“Salvation” takes the franchise into the future (or is that back to the future?), with a now-grown John Connor (Christian Bale) leading the human resistance. Well, part of it, anyway. Connor isn’t the big-time messiah-like leader that we’ve come to know in previous films — yet. The movie also introduces Sam Worthington into the franchise, along with a host of other characters that, ultimately, doesn’t matter very much, so you wonder what the point was in the first place. “Terminator Salvation” is a polished, high-octane sci-fi movie with plenty of great action sequences and battling robots. Again, as a stand-alone sci-fi action movie, it’s not half bad. It’s just that, well, there’s that whole problem with with having the “Terminator” in the title. More should have been done with the Connor character, and the addition of Worthington and his many side plots are simply not interesting enough. I’ve said it before and I’ll say it again — either go big with Connor, or don’t go near him at all.

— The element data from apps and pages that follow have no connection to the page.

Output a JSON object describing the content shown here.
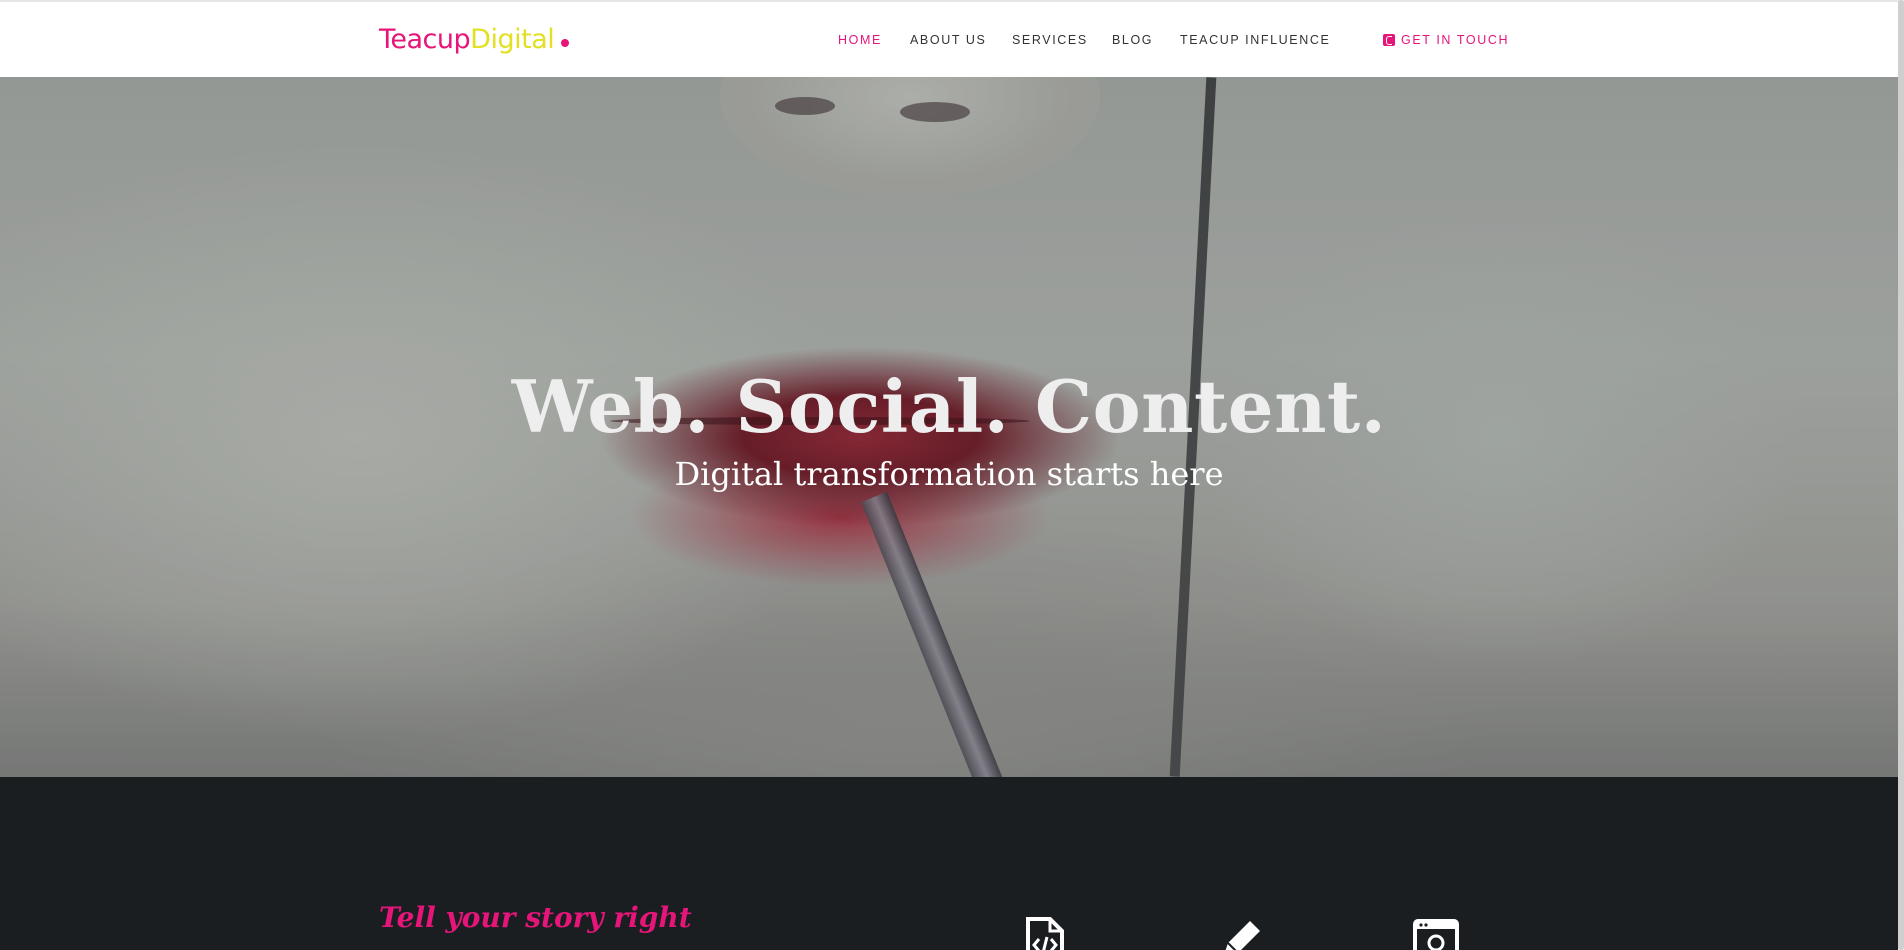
{
  "brand": {
    "name_part1": "Teacup",
    "name_part2": "Digital",
    "colors": {
      "pink": "#e5157a",
      "yellow": "#e3e023",
      "dark": "#1b1e21"
    }
  },
  "nav": {
    "items": [
      {
        "label": "HOME",
        "active": true
      },
      {
        "label": "ABOUT US"
      },
      {
        "label": "SERVICES"
      },
      {
        "label": "BLOG"
      },
      {
        "label": "TEACUP INFLUENCE"
      }
    ],
    "contact": {
      "label": "GET IN TOUCH",
      "icon": "phone-icon"
    }
  },
  "hero": {
    "title": "Web. Social. Content.",
    "subtitle": "Digital transformation starts here"
  },
  "intro": {
    "heading": "Tell your story right",
    "icons": [
      "document-code-icon",
      "pencil-icon",
      "browser-icon"
    ]
  }
}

“Terminator Salvation” is so good, it gets two discs where the others only had to make due with one. (Just kidding.) The biggest bonus content on any Blu-ray these days is Maximum Movie Mode, which is available here with director McG doing the honors. As with most MMM, you get plenty of behind-the-scenes stuff, including informative pop-ups like timelines, etc. Instead of watching MMM with McG, you can elect to watch the goodies in individual Focal Point segments. Other bonus content includes a 19-minute “Forging the Future” featurette, about making the film’s apocalyptic timeline. Given that “Salvation” is the first film in the series that actually takes place in the future, they had plenty of room to roam. The 8-minute “Moto-Terminator” featurette is a cool look at how they made the killer two-wheeled Terminator, aka Skynet’s “attack dogs”. As a bike fan, this was rad, as the kids would say. The movie comes in two versions, including a Director’s Cut. Curiously, the disc labeled “Bonus Content” doesn’t actually have any bonus content, while unlabeled disc comes with all the bonus content. Go figure.

Buy “The Terminator Anthology” on Blu-ray from Warner Home Video.

The Terminator Anthology Blu-ray Cover